In our corresponding video, we have a garage fire extending into the residence. The responding fire department does an excellent job of getting the hoseline off the engine to the garage and water quickly sent to the nozzle.

What we also witness is the common phenomenon of the nozzle and the first 50-foot coupling being separated from each other. When the hoseline is pulled off and brought to the garage, the remaining hose is dumped on the ground and then flaked out with the hoseline being pulled back away from the building. Once the hoseline was charged with water, it became a long piece of hose spaghetti.

[Read next: Hoseline deployment: Avoid the ‘spaghetti’ pile]

So, what’s the big deal with doing this? Many firefighters will flake out a hose this way and still get water to the nozzle and on the fire (as in this case), but the effectiveness and efficiency of the firefighter is diminished when they need to advance the hoseline.
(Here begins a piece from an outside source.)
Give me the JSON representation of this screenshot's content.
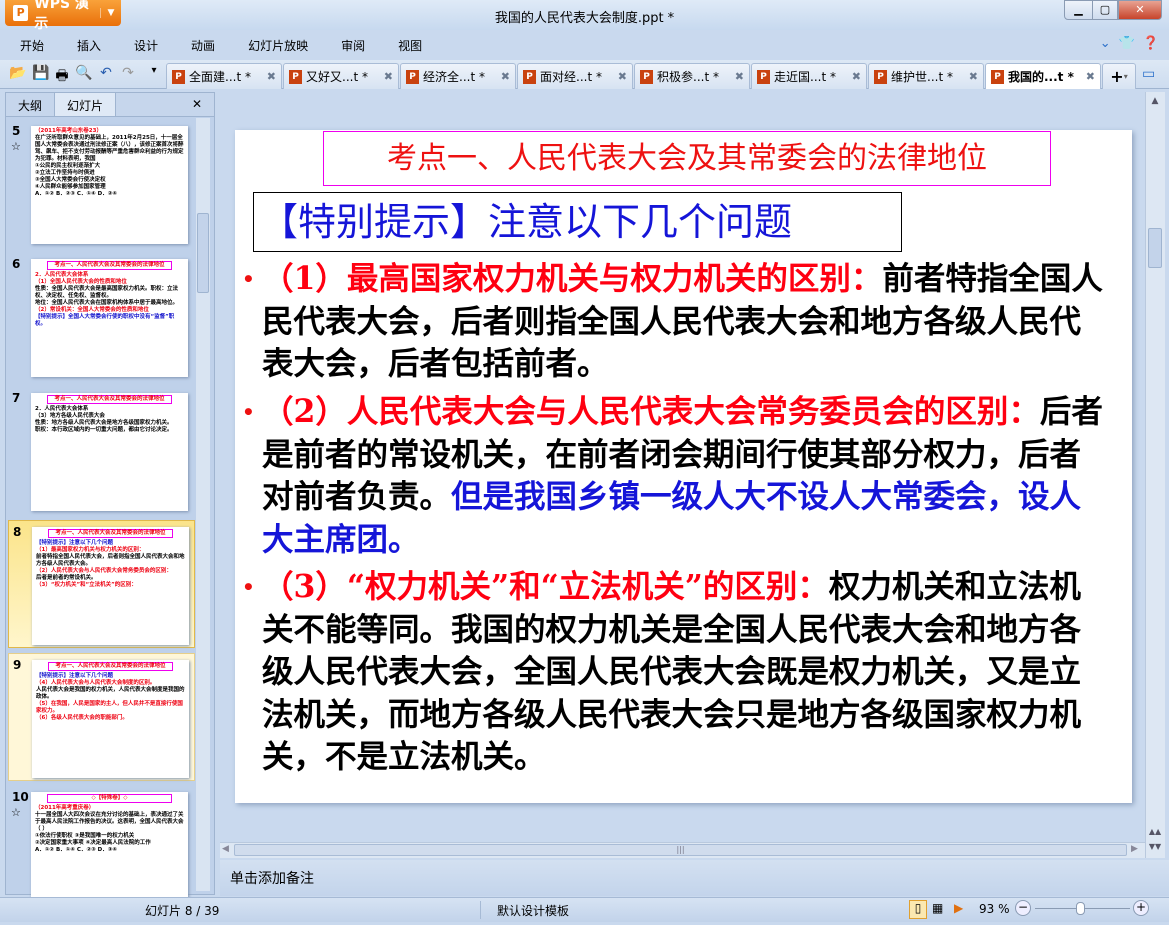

As this fire has extended into the residence, there will be a need to advance the hoseline inside and continue with fire suppression. When this occurs, the firefighter will have to work even harder to just pull the hoseline in with them, besides applying water at the same time. Most likely the call for “more hose” will come from the firefighter, requiring another team member to run up to the point of entry and start to pull more hose up toward the building.
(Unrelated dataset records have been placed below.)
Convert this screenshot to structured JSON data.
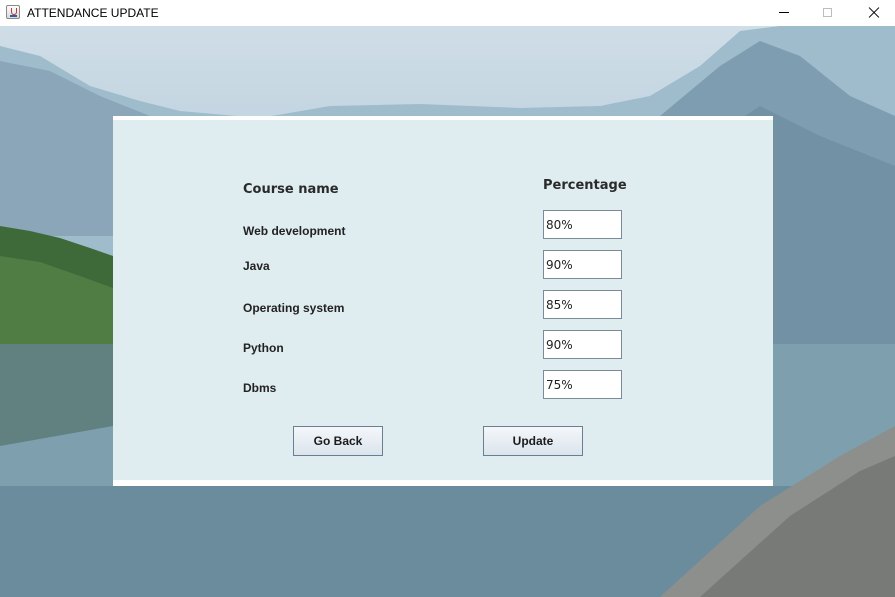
{
  "window": {
    "title": "ATTENDANCE UPDATE",
    "icon": "java-app-icon"
  },
  "form": {
    "headers": {
      "course": "Course name",
      "percentage": "Percentage"
    },
    "rows": [
      {
        "course": "Web development",
        "percentage": "80%"
      },
      {
        "course": "Java",
        "percentage": "90%"
      },
      {
        "course": "Operating system",
        "percentage": "85%"
      },
      {
        "course": "Python",
        "percentage": "90%"
      },
      {
        "course": "Dbms",
        "percentage": "75%"
      }
    ],
    "buttons": {
      "back": "Go Back",
      "update": "Update"
    }
  },
  "colors": {
    "panel_background": "#dfedf1",
    "button_border": "#6b7f94"
  }
}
When we place the nozzle on the ground to flake out the hoseline, the first 50-foot coupling needs to be laying right next to it. This ensures that the firefighter will have enough hose to advance when it comes time and will decrease the amount of work needed to advance the hoseline. There is less friction working against the hoseline being dragged to advance when there is a loop of hose at the entry point than when there is a long piece of “hose spaghetti” on the ground being dragged in.

With our limited staffing levels responding to structure fires nowadays, there are fewer firefighter hands available to do the work. As such, the firefighter needs to practice being effective and efficient with their hoseline advancement.

Training time

After watching this video and reading this analysis with your company, engage in the following training:

  • Practice pulling off the handline and flaking it out with the nozzle and the 50-foot coupling beside each other when finished.
  • Repeat the same thing but at a real building. Get permission from the owner and practice advancing to the front door or other doors.

Mark van der Feyst has been in the fire service since 1998, currently serving as a firefighter with the Fort Gratiot Fire Department in Michigan. He is an international instructor teaching in Canada, the United States and India. He graduated from Seneca College of Applied and Technologies as a fire protection engineering technologist, and received his bachelor’s degree in fire and life safety studies from the Justice Institute of British Columbia and his master’s degree in safety, security and emergency management from Eastern Kentucky University. van der Feyst is the lead author of the book “Residential Fire Rescue” and “The Tactical Firefighter.” Connect with van der Feyst via email.